• **What is required**: An exact retyping of all lines below is the answer; pictures do not belong in it.
==== Given entries ====
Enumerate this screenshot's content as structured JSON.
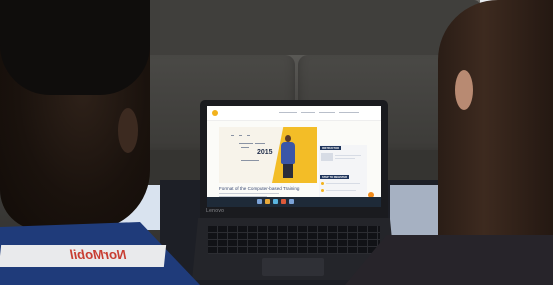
{
  "photo": {
    "description": "",
    "laptop": {
      "brand": "Lenovo",
      "screen": {
        "course_title": "Format of the Computer-based Training",
        "year": "2015",
        "side_labels": [
          "INSTRUCTOR",
          "STEP TO REGISTER"
        ]
      }
    },
    "lanyard_text": "NorMobil"
  },
  "colors": {
    "accent_yellow": "#f3bd27",
    "navy": "#1f355c",
    "presenter_shirt": "#3b56a7"
  }
}
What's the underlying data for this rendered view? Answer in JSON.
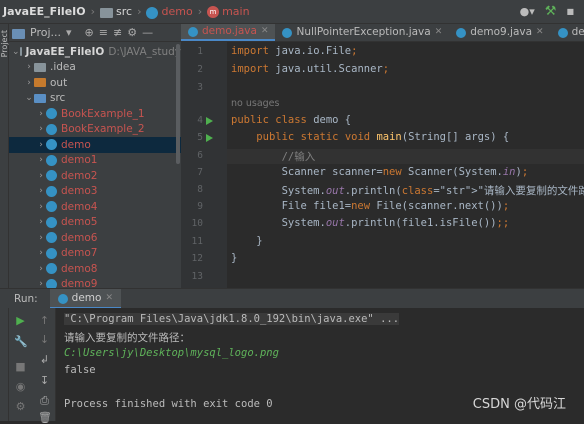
{
  "breadcrumb": {
    "project": "JavaEE_FileIO",
    "folder": "src",
    "class": "demo",
    "method": "main"
  },
  "icons": {
    "user": "user-icon",
    "build": "hammer-icon",
    "search": "search-icon"
  },
  "sidebar": {
    "label": "Project"
  },
  "project_panel": {
    "title": "Proj...",
    "tree": [
      {
        "label": "JavaEE_FileIO",
        "extra": "D:\\JAVA_study",
        "type": "root",
        "indent": 0,
        "expanded": true
      },
      {
        "label": ".idea",
        "type": "folder",
        "indent": 1,
        "expanded": false
      },
      {
        "label": "out",
        "type": "folder-orange",
        "indent": 1,
        "expanded": false
      },
      {
        "label": "src",
        "type": "folder-blue",
        "indent": 1,
        "expanded": true
      },
      {
        "label": "BookExample_1",
        "type": "package-red",
        "indent": 2
      },
      {
        "label": "BookExample_2",
        "type": "package-red",
        "indent": 2
      },
      {
        "label": "demo",
        "type": "package-red",
        "indent": 2,
        "selected": true
      },
      {
        "label": "demo1",
        "type": "package-red",
        "indent": 2
      },
      {
        "label": "demo2",
        "type": "package-red",
        "indent": 2
      },
      {
        "label": "demo3",
        "type": "package-red",
        "indent": 2
      },
      {
        "label": "demo4",
        "type": "package-red",
        "indent": 2
      },
      {
        "label": "demo5",
        "type": "package-red",
        "indent": 2
      },
      {
        "label": "demo6",
        "type": "package-red",
        "indent": 2
      },
      {
        "label": "demo7",
        "type": "package-red",
        "indent": 2
      },
      {
        "label": "demo8",
        "type": "package-red",
        "indent": 2
      },
      {
        "label": "demo9",
        "type": "package-red",
        "indent": 2
      }
    ]
  },
  "tabs": [
    {
      "label": "demo.java",
      "active": true
    },
    {
      "label": "NullPointerException.java",
      "active": false
    },
    {
      "label": "demo9.java",
      "active": false
    },
    {
      "label": "demo10.ja",
      "active": false
    }
  ],
  "editor": {
    "line_numbers": [
      "1",
      "2",
      "3",
      "4",
      "5",
      "6",
      "7",
      "8",
      "9",
      "10",
      "11",
      "12",
      "13"
    ],
    "usage_hint": "no usages",
    "lines": [
      "import java.io.File;",
      "import java.util.Scanner;",
      "",
      "public class demo {",
      "    public static void main(String[] args) {",
      "        //输入",
      "        Scanner scanner=new Scanner(System.in);",
      "        System.out.println(\"请输入要复制的文件路径：\");",
      "        File file1=new File(scanner.next());",
      "        System.out.println(file1.isFile());;",
      "    }",
      "}",
      ""
    ]
  },
  "run": {
    "label": "Run:",
    "tab": "demo",
    "console": [
      "\"C:\\Program Files\\Java\\jdk1.8.0_192\\bin\\java.exe\" ...",
      "请输入要复制的文件路径：",
      "C:\\Users\\jy\\Desktop\\mysql_logo.png",
      "false",
      "",
      "Process finished with exit code 0"
    ]
  },
  "watermark": "CSDN @代码江"
}
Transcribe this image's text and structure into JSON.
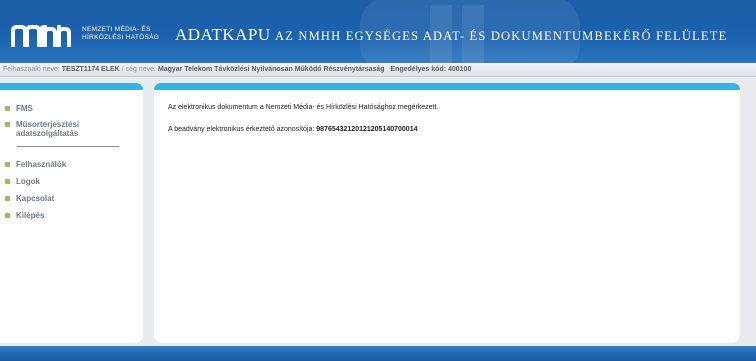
{
  "header": {
    "logo_text_line1": "NEMZETI MÉDIA- ÉS",
    "logo_text_line2": "HÍRKÖZLÉSI HATÓSÁG",
    "app_title": "ADATKAPU",
    "app_subtitle": "AZ NMHH EGYSÉGES ADAT- ÉS DOKUMENTUMBEKÉRŐ FELÜLETE"
  },
  "infobar": {
    "user_label": "Felhasználó neve: ",
    "user_value": "TESZT1174 ELEK",
    "company_label": " / cég neve: ",
    "company_value": "Magyar Telekom Távközlési Nyilvánosan Működő Részvénytársaság",
    "permit_label": "Engedélyes kód: 400100"
  },
  "sidebar": {
    "items": [
      {
        "label": "FMS"
      },
      {
        "label": "Műsorterjesztési adatszolgáltatás"
      },
      {
        "label": "Felhasználók"
      },
      {
        "label": "Logok"
      },
      {
        "label": "Kapcsolat"
      },
      {
        "label": "Kilépés"
      }
    ]
  },
  "main": {
    "message1": "Az elektronikus dokumentum a Nemzeti Média- és Hírközlési Hatósághoz megérkezett.",
    "message2_label": "A beadvány elektronikus érkeztető azonosítója: ",
    "message2_value": "98765432120121205140700014"
  },
  "colors": {
    "header_blue": "#1d5fa8",
    "accent_bar": "#3ab1e4",
    "bullet_green": "#8ec25a"
  }
}
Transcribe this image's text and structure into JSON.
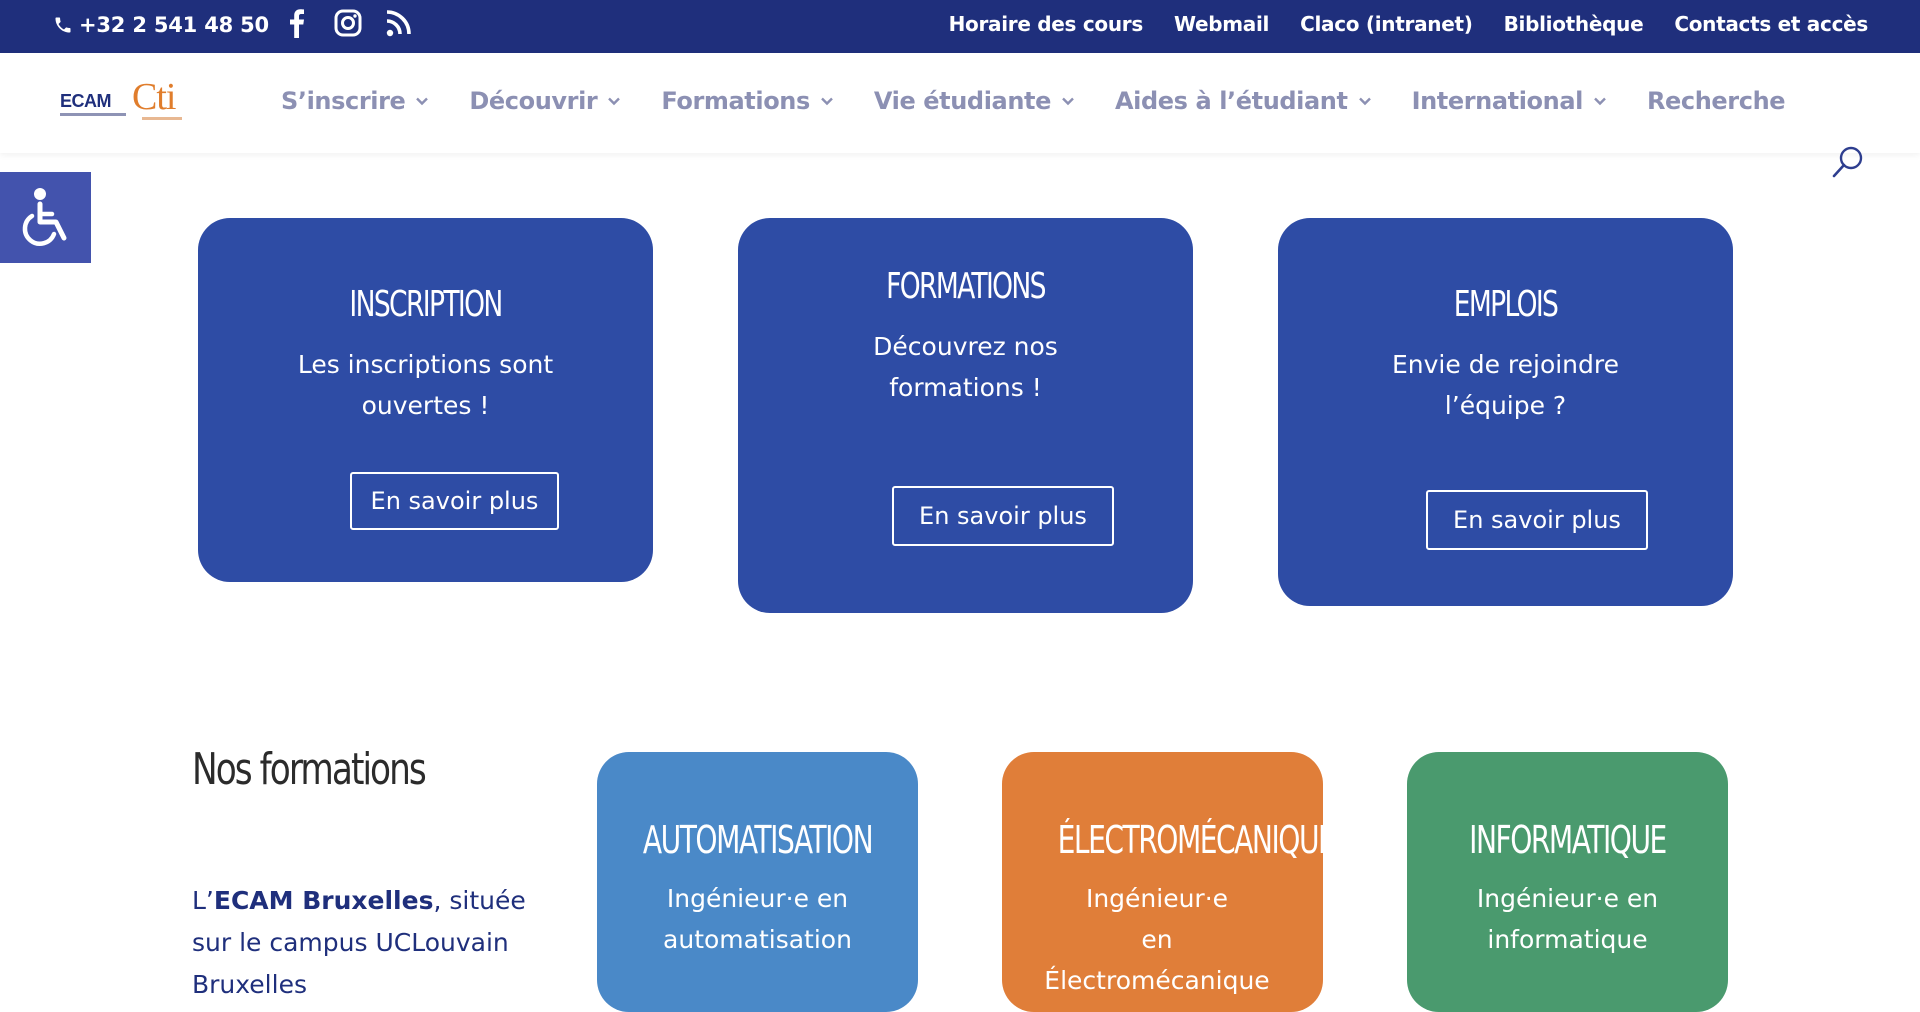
{
  "topbar": {
    "phone": "+32 2 541 48 50",
    "links": [
      "Horaire des cours",
      "Webmail",
      "Claco (intranet)",
      "Bibliothèque",
      "Contacts et accès"
    ]
  },
  "header": {
    "logo": {
      "ecam": "ECAM",
      "cti": "Cti"
    },
    "nav": [
      "S’inscrire",
      "Découvrir",
      "Formations",
      "Vie étudiante",
      "Aides à l’étudiant",
      "International",
      "Recherche"
    ]
  },
  "cards": [
    {
      "title": "INSCRIPTION",
      "lines": [
        "Les inscriptions sont",
        "ouvertes !"
      ],
      "button": "En savoir plus"
    },
    {
      "title": "FORMATIONS",
      "lines": [
        "Découvrez nos",
        "formations !"
      ],
      "button": "En savoir plus"
    },
    {
      "title": "EMPLOIS",
      "lines": [
        "Envie de rejoindre",
        "l’équipe ?"
      ],
      "button": "En savoir plus"
    }
  ],
  "nos_formations": {
    "title": "Nos formations",
    "intro_prefix": "L’",
    "intro_bold": "ECAM Bruxelles",
    "intro_rest": ", située",
    "line2": "sur le campus UCLouvain",
    "line3": "Bruxelles"
  },
  "formation_cards": [
    {
      "title": "AUTOMATISATION",
      "lines": [
        "Ingénieur·e en",
        "automatisation"
      ],
      "color": "#4a89c8"
    },
    {
      "title": "ÉLECTROMÉCANIQUE",
      "lines": [
        "Ingénieur·e",
        "en",
        "Électromécanique"
      ],
      "color": "#e07e39"
    },
    {
      "title": "INFORMATIQUE",
      "lines": [
        "Ingénieur·e en",
        "informatique"
      ],
      "color": "#4a9a6e"
    }
  ],
  "colors": {
    "topbar": "#1f2f7c",
    "card": "#2e4ca5",
    "nav_text": "#8c90b3",
    "accent_orange": "#e07d2c"
  }
}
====
• **Your solution**:
Enumerate this screenshot's content as structured JSON.
{
  "photo": {
    "description": "",
    "laptop": {
      "brand": "Lenovo",
      "screen": {
        "course_title": "Format of the Computer-based Training",
        "year": "2015",
        "side_labels": [
          "INSTRUCTOR",
          "STEP TO REGISTER"
        ]
      }
    },
    "lanyard_text": "NorMobil"
  },
  "colors": {
    "accent_yellow": "#f3bd27",
    "navy": "#1f355c",
    "presenter_shirt": "#3b56a7"
  }
}
What's the underlying data for this rendered view? Answer in JSON.
{
  "breadcrumb": {
    "project": "JavaEE_FileIO",
    "folder": "src",
    "class": "demo",
    "method": "main"
  },
  "icons": {
    "user": "user-icon",
    "build": "hammer-icon",
    "search": "search-icon"
  },
  "sidebar": {
    "label": "Project"
  },
  "project_panel": {
    "title": "Proj...",
    "tree": [
      {
        "label": "JavaEE_FileIO",
        "extra": "D:\\JAVA_study",
        "type": "root",
        "indent": 0,
        "expanded": true
      },
      {
        "label": ".idea",
        "type": "folder",
        "indent": 1,
        "expanded": false
      },
      {
        "label": "out",
        "type": "folder-orange",
        "indent": 1,
        "expanded": false
      },
      {
        "label": "src",
        "type": "folder-blue",
        "indent": 1,
        "expanded": true
      },
      {
        "label": "BookExample_1",
        "type": "package-red",
        "indent": 2
      },
      {
        "label": "BookExample_2",
        "type": "package-red",
        "indent": 2
      },
      {
        "label": "demo",
        "type": "package-red",
        "indent": 2,
        "selected": true
      },
      {
        "label": "demo1",
        "type": "package-red",
        "indent": 2
      },
      {
        "label": "demo2",
        "type": "package-red",
        "indent": 2
      },
      {
        "label": "demo3",
        "type": "package-red",
        "indent": 2
      },
      {
        "label": "demo4",
        "type": "package-red",
        "indent": 2
      },
      {
        "label": "demo5",
        "type": "package-red",
        "indent": 2
      },
      {
        "label": "demo6",
        "type": "package-red",
        "indent": 2
      },
      {
        "label": "demo7",
        "type": "package-red",
        "indent": 2
      },
      {
        "label": "demo8",
        "type": "package-red",
        "indent": 2
      },
      {
        "label": "demo9",
        "type": "package-red",
        "indent": 2
      }
    ]
  },
  "tabs": [
    {
      "label": "demo.java",
      "active": true
    },
    {
      "label": "NullPointerException.java",
      "active": false
    },
    {
      "label": "demo9.java",
      "active": false
    },
    {
      "label": "demo10.ja",
      "active": false
    }
  ],
  "editor": {
    "line_numbers": [
      "1",
      "2",
      "3",
      "4",
      "5",
      "6",
      "7",
      "8",
      "9",
      "10",
      "11",
      "12",
      "13"
    ],
    "usage_hint": "no usages",
    "lines": [
      "import java.io.File;",
      "import java.util.Scanner;",
      "",
      "public class demo {",
      "    public static void main(String[] args) {",
      "        //输入",
      "        Scanner scanner=new Scanner(System.in);",
      "        System.out.println(\"请输入要复制的文件路径：\");",
      "        File file1=new File(scanner.next());",
      "        System.out.println(file1.isFile());;",
      "    }",
      "}",
      ""
    ]
  },
  "run": {
    "label": "Run:",
    "tab": "demo",
    "console": [
      "\"C:\\Program Files\\Java\\jdk1.8.0_192\\bin\\java.exe\" ...",
      "请输入要复制的文件路径：",
      "C:\\Users\\jy\\Desktop\\mysql_logo.png",
      "false",
      "",
      "Process finished with exit code 0"
    ]
  },
  "watermark": "CSDN @代码江"
}
Transcribe this image's text and structure into JSON.
{
  "header": {
    "logo_text_line1": "NEMZETI MÉDIA- ÉS",
    "logo_text_line2": "HÍRKÖZLÉSI HATÓSÁG",
    "app_title": "ADATKAPU",
    "app_subtitle": "AZ NMHH EGYSÉGES ADAT- ÉS DOKUMENTUMBEKÉRŐ FELÜLETE"
  },
  "infobar": {
    "user_label": "Felhasználó neve: ",
    "user_value": "TESZT1174 ELEK",
    "company_label": " / cég neve: ",
    "company_value": "Magyar Telekom Távközlési Nyilvánosan Működő Részvénytársaság",
    "permit_label": "Engedélyes kód: 400100"
  },
  "sidebar": {
    "items": [
      {
        "label": "FMS"
      },
      {
        "label": "Műsorterjesztési adatszolgáltatás"
      },
      {
        "label": "Felhasználók"
      },
      {
        "label": "Logok"
      },
      {
        "label": "Kapcsolat"
      },
      {
        "label": "Kilépés"
      }
    ]
  },
  "main": {
    "message1": "Az elektronikus dokumentum a Nemzeti Média- és Hírközlési Hatósághoz megérkezett.",
    "message2_label": "A beadvány elektronikus érkeztető azonosítója: ",
    "message2_value": "98765432120121205140700014"
  },
  "colors": {
    "header_blue": "#1d5fa8",
    "accent_bar": "#3ab1e4",
    "bullet_green": "#8ec25a"
  }
}
Transcribe this image's text and structure into JSON.
{
  "topbar": {
    "phone": "+32 2 541 48 50",
    "links": [
      "Horaire des cours",
      "Webmail",
      "Claco (intranet)",
      "Bibliothèque",
      "Contacts et accès"
    ]
  },
  "header": {
    "logo": {
      "ecam": "ECAM",
      "cti": "Cti"
    },
    "nav": [
      "S’inscrire",
      "Découvrir",
      "Formations",
      "Vie étudiante",
      "Aides à l’étudiant",
      "International",
      "Recherche"
    ]
  },
  "cards": [
    {
      "title": "INSCRIPTION",
      "lines": [
        "Les inscriptions sont",
        "ouvertes !"
      ],
      "button": "En savoir plus"
    },
    {
      "title": "FORMATIONS",
      "lines": [
        "Découvrez nos",
        "formations !"
      ],
      "button": "En savoir plus"
    },
    {
      "title": "EMPLOIS",
      "lines": [
        "Envie de rejoindre",
        "l’équipe ?"
      ],
      "button": "En savoir plus"
    }
  ],
  "nos_formations": {
    "title": "Nos formations",
    "intro_prefix": "L’",
    "intro_bold": "ECAM Bruxelles",
    "intro_rest": ", située",
    "line2": "sur le campus UCLouvain",
    "line3": "Bruxelles"
  },
  "formation_cards": [
    {
      "title": "AUTOMATISATION",
      "lines": [
        "Ingénieur·e en",
        "automatisation"
      ],
      "color": "#4a89c8"
    },
    {
      "title": "ÉLECTROMÉCANIQUE",
      "lines": [
        "Ingénieur·e",
        "en",
        "Électromécanique"
      ],
      "color": "#e07e39"
    },
    {
      "title": "INFORMATIQUE",
      "lines": [
        "Ingénieur·e en",
        "informatique"
      ],
      "color": "#4a9a6e"
    }
  ],
  "colors": {
    "topbar": "#1f2f7c",
    "card": "#2e4ca5",
    "nav_text": "#8c90b3",
    "accent_orange": "#e07d2c"
  }
}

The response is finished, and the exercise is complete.